If historically I had to maintain and keep up-to-date the contact info of 100’s of people in my address book, with Plaxo I could instead worry about the contact info of just a single person – myself.
Plaxo would do the rest keeping my friends up-to-date on my contact info automatically, and vice versa.
The only real issue was how to bring enough people onto the platform to make it meaningful for everyone. But as this service is extremely viral (the more friends I bring into Plaxo, the easier it gets to maintain *my* address book) – that took care of itself and millions of people now use Plaxo.
Being THE address book synchronizer of the world is a very powerful position to be in, but it seems like that’s the point where Plaxo started fumbling on its strategy (of course now that I say that, Microsoft will probably acquire them next week for $1B and I will look totally stupid… whatever…).
Instead of focusing on its core strategy – being the world’s address book sync’er – they started copying and dog-chasing the flavor-of-the-day companies and tried to become Facebook. I don’t get the whole Plaxo Pulse thing… why do I need to ‘friend’ again the people that I already ‘friended’ within Plaxo when we exchanged our business cards? And once I do that 2nd friending process – what value am I supposed to get?! It’s clear that Plaxo got valuation-envy from Facebook and decided to go in its footsteps. The trouble with that, is that you can only copy what’s already out in the open… if the strategy is not genuinely *your own* strategy, then you have no idea what to do next and why to do it. Which means that almost by definition, if you’re copying someone else’s successful strategy you’re almost doomed to fail. The proof – Pulse is a pathetic copycat of Facebook that adds absolutely zero value (to the user at least… who knows – if they can spin this to some stupid acquirer it might end up adding a lot of value to them…). Last week they even tried to start scraping data out of Facebook (violating FB’s T&C’s…) and use it within Pulse. Ugh…
Now it seems like they’re shopping themselves for $100M. It’s sad to see because this is one rare example of a product that made total sense, which could have made a ton of $$’s by sticking to its core strategy and not trying to copy others. Here’s what I think Plaxo should have done. I offered these ideas to Todd, their co-founder, a couple of years back. But since they obviously chose to become Facebook2, I’ll publish it here. Feel free to take it and build a $1B company out of it:

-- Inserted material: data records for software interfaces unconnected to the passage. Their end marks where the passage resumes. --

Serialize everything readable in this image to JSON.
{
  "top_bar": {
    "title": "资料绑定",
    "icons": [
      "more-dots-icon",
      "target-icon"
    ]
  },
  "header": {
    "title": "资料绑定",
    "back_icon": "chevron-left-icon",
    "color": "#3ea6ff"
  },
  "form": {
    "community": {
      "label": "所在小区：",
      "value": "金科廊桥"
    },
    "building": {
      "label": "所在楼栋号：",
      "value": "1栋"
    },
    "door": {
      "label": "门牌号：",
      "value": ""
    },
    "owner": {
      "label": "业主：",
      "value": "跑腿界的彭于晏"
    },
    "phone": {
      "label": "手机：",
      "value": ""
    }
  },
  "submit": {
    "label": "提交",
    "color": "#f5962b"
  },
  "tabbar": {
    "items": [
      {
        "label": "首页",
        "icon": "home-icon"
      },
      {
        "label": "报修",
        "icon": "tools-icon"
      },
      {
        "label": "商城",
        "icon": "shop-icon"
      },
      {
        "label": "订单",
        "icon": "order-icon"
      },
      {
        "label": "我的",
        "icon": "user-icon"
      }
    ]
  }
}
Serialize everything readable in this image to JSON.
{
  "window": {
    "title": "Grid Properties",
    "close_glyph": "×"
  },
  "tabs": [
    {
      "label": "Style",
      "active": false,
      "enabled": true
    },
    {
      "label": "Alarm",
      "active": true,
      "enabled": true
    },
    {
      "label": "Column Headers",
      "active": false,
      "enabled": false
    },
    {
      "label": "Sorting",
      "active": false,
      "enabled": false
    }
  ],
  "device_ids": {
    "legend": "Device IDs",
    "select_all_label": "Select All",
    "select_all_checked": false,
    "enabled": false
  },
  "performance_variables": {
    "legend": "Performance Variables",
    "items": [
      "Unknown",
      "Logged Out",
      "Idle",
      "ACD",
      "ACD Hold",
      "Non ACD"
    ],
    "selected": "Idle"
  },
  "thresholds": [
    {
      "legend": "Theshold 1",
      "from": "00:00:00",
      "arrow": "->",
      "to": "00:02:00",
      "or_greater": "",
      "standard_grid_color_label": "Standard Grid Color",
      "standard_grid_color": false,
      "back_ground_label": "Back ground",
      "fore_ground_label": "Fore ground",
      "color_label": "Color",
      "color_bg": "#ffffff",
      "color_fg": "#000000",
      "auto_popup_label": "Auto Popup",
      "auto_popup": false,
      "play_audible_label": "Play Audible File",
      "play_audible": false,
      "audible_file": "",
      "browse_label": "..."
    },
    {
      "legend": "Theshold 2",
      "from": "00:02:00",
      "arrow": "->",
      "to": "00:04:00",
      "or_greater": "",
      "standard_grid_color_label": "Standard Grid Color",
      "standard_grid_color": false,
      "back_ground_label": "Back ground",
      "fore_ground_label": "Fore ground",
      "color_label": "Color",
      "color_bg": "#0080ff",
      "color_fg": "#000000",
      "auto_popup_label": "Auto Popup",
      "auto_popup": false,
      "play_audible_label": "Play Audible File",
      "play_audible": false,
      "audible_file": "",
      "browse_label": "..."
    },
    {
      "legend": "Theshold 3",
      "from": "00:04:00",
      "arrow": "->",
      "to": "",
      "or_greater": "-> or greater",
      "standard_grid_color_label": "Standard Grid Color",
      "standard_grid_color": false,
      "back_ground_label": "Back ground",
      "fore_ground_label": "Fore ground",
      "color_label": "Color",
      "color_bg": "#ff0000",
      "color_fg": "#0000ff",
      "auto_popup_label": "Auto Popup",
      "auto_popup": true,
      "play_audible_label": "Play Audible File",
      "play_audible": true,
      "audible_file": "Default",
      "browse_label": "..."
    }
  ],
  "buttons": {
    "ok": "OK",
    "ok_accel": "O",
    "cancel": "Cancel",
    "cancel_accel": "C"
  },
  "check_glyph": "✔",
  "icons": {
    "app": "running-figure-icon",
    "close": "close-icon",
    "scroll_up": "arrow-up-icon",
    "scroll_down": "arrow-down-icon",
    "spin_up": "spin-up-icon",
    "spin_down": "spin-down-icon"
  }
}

Plaxo pretty much perfected the product for syncing contact info between me and *my friends*. The next step, and where the honey pot lies, is to let me sync my contact info between me and *businesses* I have a relationship with.
Think about the simple case of moving to a new apartment. It’s a huge headache for me to update all the banks I use, magazines I subscribe to, insurance companies, etc, etc. It takes months to get all of them updated. It’s a similar, or even bigger, nightmare for all those businesses that need to stay in touch with me. They need to put systems and people in place to manage their contact databases, they need to hunt down people after mail is returned or calls aren’t answered, etc, etc.
Introduce "Plaxo for Businesses", and let me share my Plaxo info with businesses the way I do with friends. A business would have to be insane not to pay say $5-per-year-per-client to automatically and permanently maintain a perfect contact record of each of its clients. A magazine that’s printed, shipped and returned probably costs more than $5… If it makes sense for a magazine, it would make sense for pretty much any other business.
It’s rare to have a product that would make so useful for the end user, and would also be so attractive for businesses to pay for . And as this is one of those winner-take-all type of platforms, there ain’t going to be much space for more than 1-2 major players. Plaxo was (and still is, if it wakes up) in a great position to become the world’s address book syncronizer. It might be less sexy than being 17th Facebook, but I think it’s a MUCH better business to be in as the leader. If Plaxo lets this opportunity slip, it’ll be Microsoft (or maybe Yahoo Mail or Gmail/OpenSocial) that takes this. Again. I’d hate to see that happen… 🙁
 Actually – to get this absolutely correct – the app I really loved was Contact.com which was released way before Plaxo even existed (’98 or ’99 I think). Contact.com was founded by Eyal Herzog, one of the smartest Israeli web entrepreneurs who went on to start MetaCafe later. Contact.com was one of the best internet apps ever, and unfortunately it was waaay ahead of its time.
 Is this what Doc Searls refers to as VRM?